_PROMPT_: Copy each line of the entries that includes the word "SETTINGS".

_RECORDS PROVIDED_:

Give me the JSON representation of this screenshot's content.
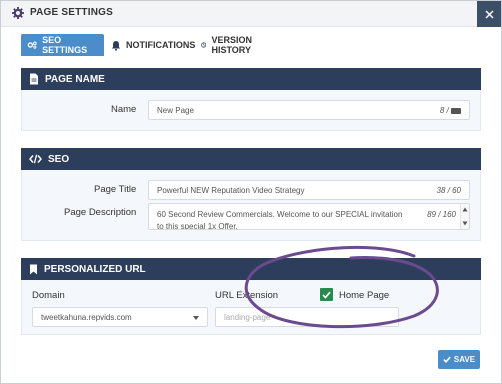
{
  "window": {
    "title": "PAGE SETTINGS",
    "close_icon": "close-icon"
  },
  "tabs": [
    {
      "label": "SEO SETTINGS",
      "icon": "gears-icon",
      "active": true
    },
    {
      "label": "NOTIFICATIONS",
      "icon": "bell-icon",
      "active": false
    },
    {
      "label": "VERSION HISTORY",
      "icon": "clock-icon",
      "active": false
    }
  ],
  "page_name": {
    "header": "PAGE NAME",
    "name_label": "Name",
    "name_value": "New Page",
    "name_counter": "8 / "
  },
  "seo": {
    "header": "SEO",
    "title_label": "Page Title",
    "title_value": "Powerful NEW Reputation Video Strategy",
    "title_counter": "38 / 60",
    "desc_label": "Page Description",
    "desc_value": "60 Second Review Commercials. Welcome to our SPECIAL invitation to this special 1x Offer.",
    "desc_counter": "89 / 160"
  },
  "personalized_url": {
    "header": "PERSONALIZED URL",
    "domain_label": "Domain",
    "domain_value": "tweetkahuna.repvids.com",
    "extension_label": "URL Extension",
    "extension_placeholder": "landing-page",
    "home_page_label": "Home Page",
    "home_page_checked": true
  },
  "footer": {
    "save_label": "SAVE"
  },
  "colors": {
    "header_bg": "#2c3e5c",
    "accent": "#4a8dc9",
    "checkbox": "#2a8a4e",
    "annotation": "#6b4a8f"
  }
}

_EXERCISE RESPONSE_:
    "title": "PAGE SETTINGS",
      "label": "SEO SETTINGS",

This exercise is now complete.